*The task*
Which lines of the data below hold "true"? Copy each of them.

START Extracted data

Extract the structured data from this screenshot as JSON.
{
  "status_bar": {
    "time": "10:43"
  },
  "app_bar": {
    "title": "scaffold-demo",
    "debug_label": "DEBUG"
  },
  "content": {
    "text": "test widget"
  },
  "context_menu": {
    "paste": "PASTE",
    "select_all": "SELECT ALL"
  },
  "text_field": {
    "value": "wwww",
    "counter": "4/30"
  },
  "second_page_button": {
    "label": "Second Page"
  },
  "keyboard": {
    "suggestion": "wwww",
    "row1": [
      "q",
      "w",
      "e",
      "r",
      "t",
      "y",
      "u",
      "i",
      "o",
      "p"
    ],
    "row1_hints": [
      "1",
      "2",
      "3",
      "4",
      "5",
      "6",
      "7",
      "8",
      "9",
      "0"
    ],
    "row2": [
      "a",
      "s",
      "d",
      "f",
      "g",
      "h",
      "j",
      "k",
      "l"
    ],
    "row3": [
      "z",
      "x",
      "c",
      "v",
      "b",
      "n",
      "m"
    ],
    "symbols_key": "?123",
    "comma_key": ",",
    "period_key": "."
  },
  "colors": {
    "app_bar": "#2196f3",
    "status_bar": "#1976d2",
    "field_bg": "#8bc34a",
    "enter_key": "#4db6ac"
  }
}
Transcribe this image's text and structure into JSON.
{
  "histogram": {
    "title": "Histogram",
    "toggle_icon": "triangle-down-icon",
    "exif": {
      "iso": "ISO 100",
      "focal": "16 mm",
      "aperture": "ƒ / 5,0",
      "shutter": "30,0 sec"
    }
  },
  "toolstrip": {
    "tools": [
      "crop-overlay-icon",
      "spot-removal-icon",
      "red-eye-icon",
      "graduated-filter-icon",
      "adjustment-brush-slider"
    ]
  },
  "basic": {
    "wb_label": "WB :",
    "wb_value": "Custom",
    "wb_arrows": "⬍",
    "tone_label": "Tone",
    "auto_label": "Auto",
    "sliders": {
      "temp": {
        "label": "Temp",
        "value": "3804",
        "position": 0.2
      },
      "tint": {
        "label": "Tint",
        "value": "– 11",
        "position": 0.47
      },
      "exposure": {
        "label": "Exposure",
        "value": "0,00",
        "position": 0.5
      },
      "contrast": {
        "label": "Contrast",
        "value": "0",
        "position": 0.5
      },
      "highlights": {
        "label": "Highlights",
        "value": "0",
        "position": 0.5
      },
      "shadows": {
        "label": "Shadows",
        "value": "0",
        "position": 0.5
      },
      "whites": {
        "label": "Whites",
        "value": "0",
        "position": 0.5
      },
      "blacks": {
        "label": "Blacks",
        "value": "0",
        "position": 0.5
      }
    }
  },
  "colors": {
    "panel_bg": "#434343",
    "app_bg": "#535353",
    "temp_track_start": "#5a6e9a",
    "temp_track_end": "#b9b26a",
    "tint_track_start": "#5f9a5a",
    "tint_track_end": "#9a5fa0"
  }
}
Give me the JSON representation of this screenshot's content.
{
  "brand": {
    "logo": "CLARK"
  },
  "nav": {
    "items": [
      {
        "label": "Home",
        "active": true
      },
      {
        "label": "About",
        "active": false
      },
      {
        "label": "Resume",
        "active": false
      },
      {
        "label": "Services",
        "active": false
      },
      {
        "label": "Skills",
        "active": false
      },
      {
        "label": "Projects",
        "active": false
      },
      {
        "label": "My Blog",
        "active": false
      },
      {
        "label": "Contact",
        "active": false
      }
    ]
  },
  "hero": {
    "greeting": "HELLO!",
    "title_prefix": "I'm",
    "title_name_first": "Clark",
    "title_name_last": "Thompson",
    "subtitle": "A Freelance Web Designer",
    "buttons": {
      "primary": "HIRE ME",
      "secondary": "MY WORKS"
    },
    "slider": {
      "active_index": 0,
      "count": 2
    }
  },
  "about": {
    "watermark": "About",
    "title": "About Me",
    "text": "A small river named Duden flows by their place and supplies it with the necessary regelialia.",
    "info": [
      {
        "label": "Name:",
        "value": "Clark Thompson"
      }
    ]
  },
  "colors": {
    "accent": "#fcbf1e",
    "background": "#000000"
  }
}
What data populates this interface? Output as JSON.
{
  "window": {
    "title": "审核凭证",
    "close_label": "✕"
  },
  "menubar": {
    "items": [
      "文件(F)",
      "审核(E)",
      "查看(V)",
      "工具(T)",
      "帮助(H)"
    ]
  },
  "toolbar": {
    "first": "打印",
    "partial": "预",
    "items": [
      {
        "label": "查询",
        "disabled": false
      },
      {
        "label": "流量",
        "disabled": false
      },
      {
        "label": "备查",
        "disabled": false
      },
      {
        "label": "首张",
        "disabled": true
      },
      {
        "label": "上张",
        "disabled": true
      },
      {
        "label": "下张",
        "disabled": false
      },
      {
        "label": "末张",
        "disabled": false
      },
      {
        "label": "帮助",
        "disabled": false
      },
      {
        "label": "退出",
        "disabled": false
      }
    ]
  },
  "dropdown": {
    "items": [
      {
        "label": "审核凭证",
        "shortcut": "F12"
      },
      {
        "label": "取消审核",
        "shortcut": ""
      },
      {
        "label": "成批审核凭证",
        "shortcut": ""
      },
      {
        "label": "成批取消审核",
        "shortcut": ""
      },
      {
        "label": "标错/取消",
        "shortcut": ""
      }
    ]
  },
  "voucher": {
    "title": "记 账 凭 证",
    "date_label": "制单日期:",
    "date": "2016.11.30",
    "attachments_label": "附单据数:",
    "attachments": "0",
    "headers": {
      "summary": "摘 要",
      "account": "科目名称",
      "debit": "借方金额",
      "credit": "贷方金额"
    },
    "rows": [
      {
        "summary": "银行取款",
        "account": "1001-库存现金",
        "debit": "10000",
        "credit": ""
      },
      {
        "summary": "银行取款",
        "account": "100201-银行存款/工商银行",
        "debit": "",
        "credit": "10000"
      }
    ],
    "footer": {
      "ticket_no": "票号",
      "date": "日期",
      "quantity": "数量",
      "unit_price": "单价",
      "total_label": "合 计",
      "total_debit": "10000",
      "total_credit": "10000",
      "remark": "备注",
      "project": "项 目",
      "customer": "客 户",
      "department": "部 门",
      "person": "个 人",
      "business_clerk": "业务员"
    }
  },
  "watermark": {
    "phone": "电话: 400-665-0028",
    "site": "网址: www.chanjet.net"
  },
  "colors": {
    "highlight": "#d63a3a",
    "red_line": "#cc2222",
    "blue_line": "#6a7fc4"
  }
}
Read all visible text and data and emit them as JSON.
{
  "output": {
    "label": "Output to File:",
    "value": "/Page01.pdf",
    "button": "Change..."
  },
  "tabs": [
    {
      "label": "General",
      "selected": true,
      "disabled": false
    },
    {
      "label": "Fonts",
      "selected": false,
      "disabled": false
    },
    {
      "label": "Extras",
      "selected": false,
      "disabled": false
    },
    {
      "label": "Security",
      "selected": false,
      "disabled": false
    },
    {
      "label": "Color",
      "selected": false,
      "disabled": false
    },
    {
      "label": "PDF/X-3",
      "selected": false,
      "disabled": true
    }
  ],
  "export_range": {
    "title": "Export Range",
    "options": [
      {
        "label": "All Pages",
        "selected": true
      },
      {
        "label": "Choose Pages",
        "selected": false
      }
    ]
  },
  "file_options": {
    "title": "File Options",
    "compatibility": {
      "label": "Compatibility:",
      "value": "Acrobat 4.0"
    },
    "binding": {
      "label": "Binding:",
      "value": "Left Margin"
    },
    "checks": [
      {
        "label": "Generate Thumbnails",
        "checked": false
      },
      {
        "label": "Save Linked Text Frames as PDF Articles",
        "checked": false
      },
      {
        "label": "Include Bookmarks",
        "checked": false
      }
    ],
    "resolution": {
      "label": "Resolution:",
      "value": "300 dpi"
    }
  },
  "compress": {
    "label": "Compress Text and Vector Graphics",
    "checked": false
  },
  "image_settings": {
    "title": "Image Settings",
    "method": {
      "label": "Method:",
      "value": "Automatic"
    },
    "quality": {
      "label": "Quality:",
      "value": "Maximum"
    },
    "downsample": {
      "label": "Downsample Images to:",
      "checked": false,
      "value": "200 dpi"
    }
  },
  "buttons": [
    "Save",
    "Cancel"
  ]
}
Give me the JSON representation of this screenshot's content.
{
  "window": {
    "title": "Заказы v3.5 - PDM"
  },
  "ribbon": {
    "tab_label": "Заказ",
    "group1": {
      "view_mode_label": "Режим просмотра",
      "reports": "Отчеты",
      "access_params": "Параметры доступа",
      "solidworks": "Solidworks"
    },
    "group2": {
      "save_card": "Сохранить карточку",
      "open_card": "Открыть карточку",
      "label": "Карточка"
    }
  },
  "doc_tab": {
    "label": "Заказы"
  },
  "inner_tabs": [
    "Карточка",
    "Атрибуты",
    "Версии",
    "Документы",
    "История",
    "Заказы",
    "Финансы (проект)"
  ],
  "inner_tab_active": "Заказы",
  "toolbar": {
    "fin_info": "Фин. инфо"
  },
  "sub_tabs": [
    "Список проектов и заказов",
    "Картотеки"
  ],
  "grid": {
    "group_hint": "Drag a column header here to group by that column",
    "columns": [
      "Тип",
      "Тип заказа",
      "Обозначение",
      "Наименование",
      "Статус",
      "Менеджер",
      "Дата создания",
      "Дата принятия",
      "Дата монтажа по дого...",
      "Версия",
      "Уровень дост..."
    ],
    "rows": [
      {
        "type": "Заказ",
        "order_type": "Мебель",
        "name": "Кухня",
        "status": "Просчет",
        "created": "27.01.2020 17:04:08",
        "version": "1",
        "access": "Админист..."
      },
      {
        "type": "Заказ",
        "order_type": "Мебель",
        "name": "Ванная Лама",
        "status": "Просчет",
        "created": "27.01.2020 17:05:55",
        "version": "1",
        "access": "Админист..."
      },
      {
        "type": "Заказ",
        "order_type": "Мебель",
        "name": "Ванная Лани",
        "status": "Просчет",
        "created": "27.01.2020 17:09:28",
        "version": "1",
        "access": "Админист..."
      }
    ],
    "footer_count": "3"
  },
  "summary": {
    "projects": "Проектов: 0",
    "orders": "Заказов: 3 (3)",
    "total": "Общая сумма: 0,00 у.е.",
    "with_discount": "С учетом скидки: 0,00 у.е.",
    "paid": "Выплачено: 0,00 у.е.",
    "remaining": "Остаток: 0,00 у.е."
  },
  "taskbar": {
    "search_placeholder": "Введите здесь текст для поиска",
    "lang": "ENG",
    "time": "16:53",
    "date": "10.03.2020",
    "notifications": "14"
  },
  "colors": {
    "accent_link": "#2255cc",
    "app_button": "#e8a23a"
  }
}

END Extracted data

*Answer to this task*
        "active": true
        "disabled": true
        "disabled": true
      "selected": true,
      "disabled": true
        "selected": true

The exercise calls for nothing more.